- WHAT TO WORK ON -
Copy the entries that appear below in full, leaving out any picture among them.

##### MATERIAL PROVIDED

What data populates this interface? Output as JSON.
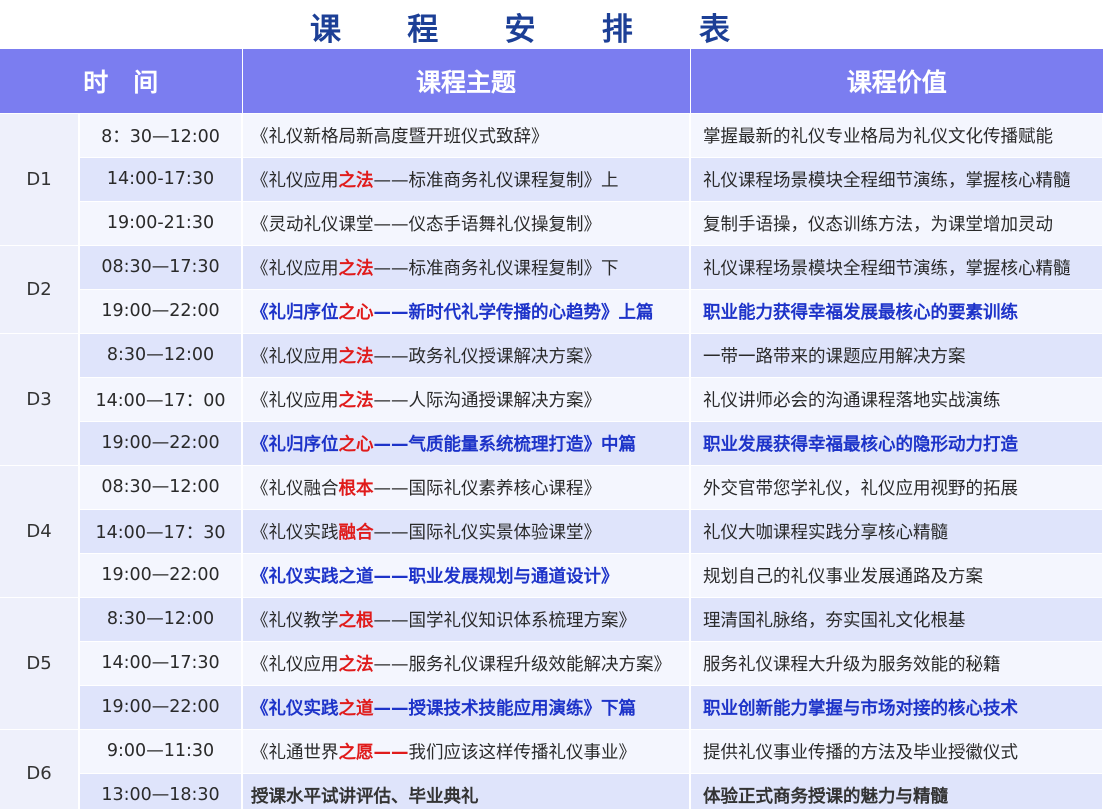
{
  "title_chars": [
    "课",
    "程",
    "安",
    "排",
    "表"
  ],
  "headers": {
    "time": "时　间",
    "topic": "课程主题",
    "value": "课程价值"
  },
  "days": [
    {
      "label": "D1",
      "rows": [
        {
          "time": "8：30—12:00",
          "style": "plain",
          "topic_pre": "《礼仪新格局新高度暨开班仪式致辞》",
          "topic_hl": "",
          "topic_post": "",
          "value": "掌握最新的礼仪专业格局为礼仪文化传播赋能"
        },
        {
          "time": "14:00-17:30",
          "style": "plain",
          "topic_pre": "《礼仪应用",
          "topic_hl": "之法",
          "topic_post": "——标准商务礼仪课程复制》上",
          "value": "礼仪课程场景模块全程细节演练，掌握核心精髓"
        },
        {
          "time": "19:00-21:30",
          "style": "plain",
          "topic_pre": "《灵动礼仪课堂——仪态手语舞礼仪操复制》",
          "topic_hl": "",
          "topic_post": "",
          "value": "复制手语操，仪态训练方法，为课堂增加灵动"
        }
      ]
    },
    {
      "label": "D2",
      "rows": [
        {
          "time": "08:30—17:30",
          "style": "plain",
          "topic_pre": "《礼仪应用",
          "topic_hl": "之法",
          "topic_post": "——标准商务礼仪课程复制》下",
          "value": "礼仪课程场景模块全程细节演练，掌握核心精髓"
        },
        {
          "time": "19:00—22:00",
          "style": "blue",
          "topic_pre": "《礼归序位",
          "topic_hl": "之心",
          "topic_post": "——新时代礼学传播的心趋势》上篇",
          "value": "职业能力获得幸福发展最核心的要素训练"
        }
      ]
    },
    {
      "label": "D3",
      "rows": [
        {
          "time": "8:30—12:00",
          "style": "plain",
          "topic_pre": "《礼仪应用",
          "topic_hl": "之法",
          "topic_post": "——政务礼仪授课解决方案》",
          "value": "一带一路带来的课题应用解决方案"
        },
        {
          "time": "14:00—17：00",
          "style": "plain",
          "topic_pre": "《礼仪应用",
          "topic_hl": "之法",
          "topic_post": "——人际沟通授课解决方案》",
          "value": "礼仪讲师必会的沟通课程落地实战演练"
        },
        {
          "time": "19:00—22:00",
          "style": "blue",
          "topic_pre": "《礼归序位",
          "topic_hl": "之心",
          "topic_post": "——气质能量系统梳理打造》中篇",
          "value": "职业发展获得幸福最核心的隐形动力打造"
        }
      ]
    },
    {
      "label": "D4",
      "rows": [
        {
          "time": "08:30—12:00",
          "style": "plain",
          "topic_pre": "《礼仪融合",
          "topic_hl": "根本",
          "topic_post": "——国际礼仪素养核心课程》",
          "value": "外交官带您学礼仪，礼仪应用视野的拓展"
        },
        {
          "time": "14:00—17：30",
          "style": "plain",
          "topic_pre": "《礼仪实践",
          "topic_hl": "融合",
          "topic_post": "——国际礼仪实景体验课堂》",
          "value": "礼仪大咖课程实践分享核心精髓"
        },
        {
          "time": "19:00—22:00",
          "style": "blueonly",
          "topic_pre": "《礼仪实践之道——职业发展规划与通道设计》",
          "topic_hl": "",
          "topic_post": "",
          "value": "规划自己的礼仪事业发展通路及方案"
        }
      ]
    },
    {
      "label": "D5",
      "rows": [
        {
          "time": "8:30—12:00",
          "style": "plain",
          "topic_pre": "《礼仪教学",
          "topic_hl": "之根",
          "topic_post": "——国学礼仪知识体系梳理方案》",
          "value": "理清国礼脉络，夯实国礼文化根基"
        },
        {
          "time": "14:00—17:30",
          "style": "plain",
          "topic_pre": "《礼仪应用",
          "topic_hl": "之法",
          "topic_post": "——服务礼仪课程升级效能解决方案》",
          "value": "服务礼仪课程大升级为服务效能的秘籍"
        },
        {
          "time": "19:00—22:00",
          "style": "blue",
          "topic_pre": "《礼仪实践",
          "topic_hl": "之道",
          "topic_post": "——授课技术技能应用演练》下篇",
          "value": "职业创新能力掌握与市场对接的核心技术"
        }
      ]
    },
    {
      "label": "D6",
      "rows": [
        {
          "time": "9:00—11:30",
          "style": "plain",
          "topic_pre": "《礼通世界",
          "topic_hl": "之愿——",
          "topic_post": "我们应该这样传播礼仪事业》",
          "value": "提供礼仪事业传播的方法及毕业授徽仪式"
        },
        {
          "time": "13:00—18:30",
          "style": "bolddark",
          "topic_pre": "授课水平试讲评估、毕业典礼",
          "topic_hl": "",
          "topic_post": "",
          "value": "体验正式商务授课的魅力与精髓"
        }
      ]
    }
  ]
}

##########

- OUTPUT BELOW -
What data populates this interface? Output as JSON.
{
  "title_chars": [
    "课",
    "程",
    "安",
    "排",
    "表"
  ],
  "headers": {
    "time": "时　间",
    "topic": "课程主题",
    "value": "课程价值"
  },
  "days": [
    {
      "label": "D1",
      "rows": [
        {
          "time": "8：30—12:00",
          "style": "plain",
          "topic_pre": "《礼仪新格局新高度暨开班仪式致辞》",
          "topic_hl": "",
          "topic_post": "",
          "value": "掌握最新的礼仪专业格局为礼仪文化传播赋能"
        },
        {
          "time": "14:00-17:30",
          "style": "plain",
          "topic_pre": "《礼仪应用",
          "topic_hl": "之法",
          "topic_post": "——标准商务礼仪课程复制》上",
          "value": "礼仪课程场景模块全程细节演练，掌握核心精髓"
        },
        {
          "time": "19:00-21:30",
          "style": "plain",
          "topic_pre": "《灵动礼仪课堂——仪态手语舞礼仪操复制》",
          "topic_hl": "",
          "topic_post": "",
          "value": "复制手语操，仪态训练方法，为课堂增加灵动"
        }
      ]
    },
    {
      "label": "D2",
      "rows": [
        {
          "time": "08:30—17:30",
          "style": "plain",
          "topic_pre": "《礼仪应用",
          "topic_hl": "之法",
          "topic_post": "——标准商务礼仪课程复制》下",
          "value": "礼仪课程场景模块全程细节演练，掌握核心精髓"
        },
        {
          "time": "19:00—22:00",
          "style": "blue",
          "topic_pre": "《礼归序位",
          "topic_hl": "之心",
          "topic_post": "——新时代礼学传播的心趋势》上篇",
          "value": "职业能力获得幸福发展最核心的要素训练"
        }
      ]
    },
    {
      "label": "D3",
      "rows": [
        {
          "time": "8:30—12:00",
          "style": "plain",
          "topic_pre": "《礼仪应用",
          "topic_hl": "之法",
          "topic_post": "——政务礼仪授课解决方案》",
          "value": "一带一路带来的课题应用解决方案"
        },
        {
          "time": "14:00—17：00",
          "style": "plain",
          "topic_pre": "《礼仪应用",
          "topic_hl": "之法",
          "topic_post": "——人际沟通授课解决方案》",
          "value": "礼仪讲师必会的沟通课程落地实战演练"
        },
        {
          "time": "19:00—22:00",
          "style": "blue",
          "topic_pre": "《礼归序位",
          "topic_hl": "之心",
          "topic_post": "——气质能量系统梳理打造》中篇",
          "value": "职业发展获得幸福最核心的隐形动力打造"
        }
      ]
    },
    {
      "label": "D4",
      "rows": [
        {
          "time": "08:30—12:00",
          "style": "plain",
          "topic_pre": "《礼仪融合",
          "topic_hl": "根本",
          "topic_post": "——国际礼仪素养核心课程》",
          "value": "外交官带您学礼仪，礼仪应用视野的拓展"
        },
        {
          "time": "14:00—17：30",
          "style": "plain",
          "topic_pre": "《礼仪实践",
          "topic_hl": "融合",
          "topic_post": "——国际礼仪实景体验课堂》",
          "value": "礼仪大咖课程实践分享核心精髓"
        },
        {
          "time": "19:00—22:00",
          "style": "blueonly",
          "topic_pre": "《礼仪实践之道——职业发展规划与通道设计》",
          "topic_hl": "",
          "topic_post": "",
          "value": "规划自己的礼仪事业发展通路及方案"
        }
      ]
    },
    {
      "label": "D5",
      "rows": [
        {
          "time": "8:30—12:00",
          "style": "plain",
          "topic_pre": "《礼仪教学",
          "topic_hl": "之根",
          "topic_post": "——国学礼仪知识体系梳理方案》",
          "value": "理清国礼脉络，夯实国礼文化根基"
        },
        {
          "time": "14:00—17:30",
          "style": "plain",
          "topic_pre": "《礼仪应用",
          "topic_hl": "之法",
          "topic_post": "——服务礼仪课程升级效能解决方案》",
          "value": "服务礼仪课程大升级为服务效能的秘籍"
        },
        {
          "time": "19:00—22:00",
          "style": "blue",
          "topic_pre": "《礼仪实践",
          "topic_hl": "之道",
          "topic_post": "——授课技术技能应用演练》下篇",
          "value": "职业创新能力掌握与市场对接的核心技术"
        }
      ]
    },
    {
      "label": "D6",
      "rows": [
        {
          "time": "9:00—11:30",
          "style": "plain",
          "topic_pre": "《礼通世界",
          "topic_hl": "之愿——",
          "topic_post": "我们应该这样传播礼仪事业》",
          "value": "提供礼仪事业传播的方法及毕业授徽仪式"
        },
        {
          "time": "13:00—18:30",
          "style": "bolddark",
          "topic_pre": "授课水平试讲评估、毕业典礼",
          "topic_hl": "",
          "topic_post": "",
          "value": "体验正式商务授课的魅力与精髓"
        }
      ]
    }
  ]
}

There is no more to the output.